Is this practice actually illegal?

IANAL but it seems like it’s a thing: Professional service providers, ranging from financial planners, estate lawyers or even the local handyman may exploit older customers. They might overcharge for services, or even fraudulently transfer funds or accounts without the elder victim’s knowledge. Door-to-door handymen may swindle the senior into having work done and receive payment for the work without following through on it. ** Medical professionals may commit Medicare or Medicaid fraud by charging for services never performed or by overbilling.**

See: Cost Accounting

This is famously the $800 toilet seat, etc.

Somewhere, you need to pay for the cost of the land, the building, all of the various types of insurance, the cost of each worker, utilities, etc.

If you lump all those costs into the per diem, the rate is going to exceed what Mediwhatever pays, and you get no customers. So you hold down this number but up the other one.

When you spend $3 billion to develpo the technology that is used on a total of 150 planes, either the per/plane, the per/hour counsulting/ per year development/ per replacement part.

Good luck getting Americans to pay-as-you-go on tax rates.
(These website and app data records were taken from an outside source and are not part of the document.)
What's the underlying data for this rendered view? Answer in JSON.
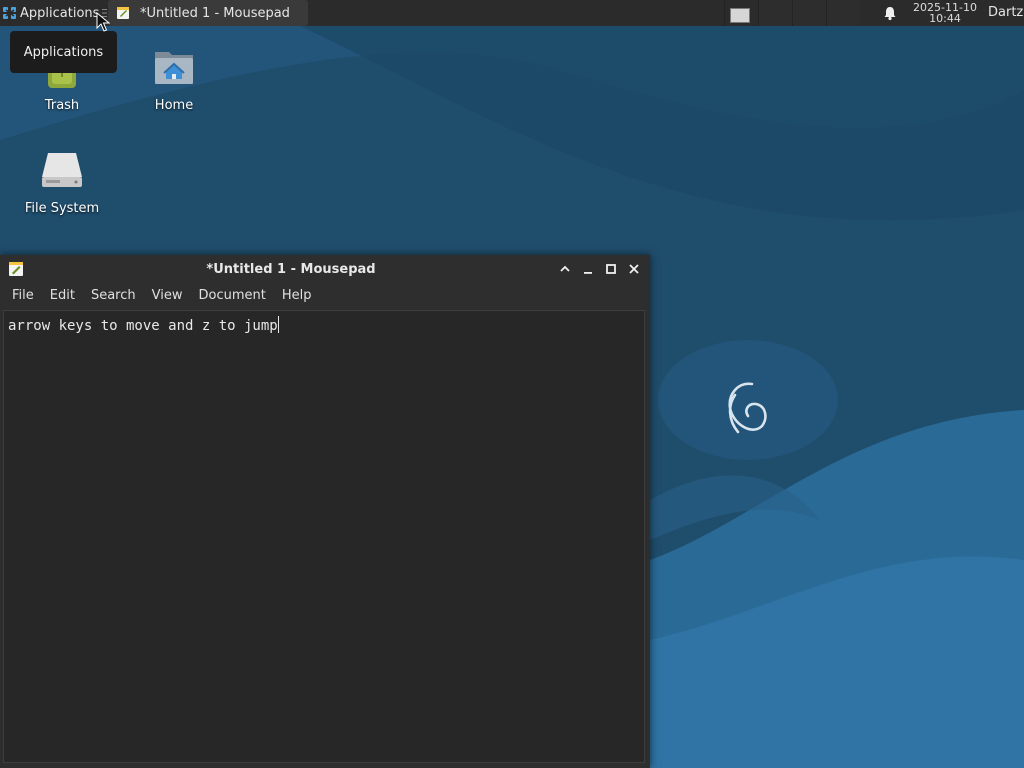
{
  "panel": {
    "applications_label": "Applications",
    "taskbar_window_title": "*Untitled 1 - Mousepad",
    "clock_date": "2025-11-10",
    "clock_time": "10:44",
    "user_name": "Dartz",
    "workspace_count": 4,
    "active_workspace": 1
  },
  "tooltip": {
    "text": "Applications"
  },
  "desktop": {
    "icons": [
      {
        "label": "Trash",
        "icon": "trash-icon"
      },
      {
        "label": "Home",
        "icon": "home-folder-icon"
      },
      {
        "label": "File System",
        "icon": "drive-icon"
      }
    ]
  },
  "window": {
    "title": "*Untitled 1 - Mousepad",
    "menu": [
      "File",
      "Edit",
      "Search",
      "View",
      "Document",
      "Help"
    ],
    "editor_text": "arrow keys to move and z to jump"
  },
  "colors": {
    "panel_bg": "#2b2b2b",
    "window_bg": "#2e2e2e",
    "editor_bg": "#272727",
    "desktop_bg": "#1f5071"
  }
}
I assume there’s a “duty of care” that applies when dealing with people who are not capable of managing their own affairs. Perhaps it’s similar to how a guardian cannot simply squander their ward’s assets, but can take “reasonable” amounts for necessary expenses related to the child. Similarly, a care home has taken on long-term “guardianship” of an elderly not-all-there senior, something the $20-aspirin hospital has not necessarily done.

Of course, its debatable whether charging double for a necessity when you deliver it on demand is a rip-off, but charging highway robbery prices of ten times or more, when the person is essentially a captive audience, might be hard to justify.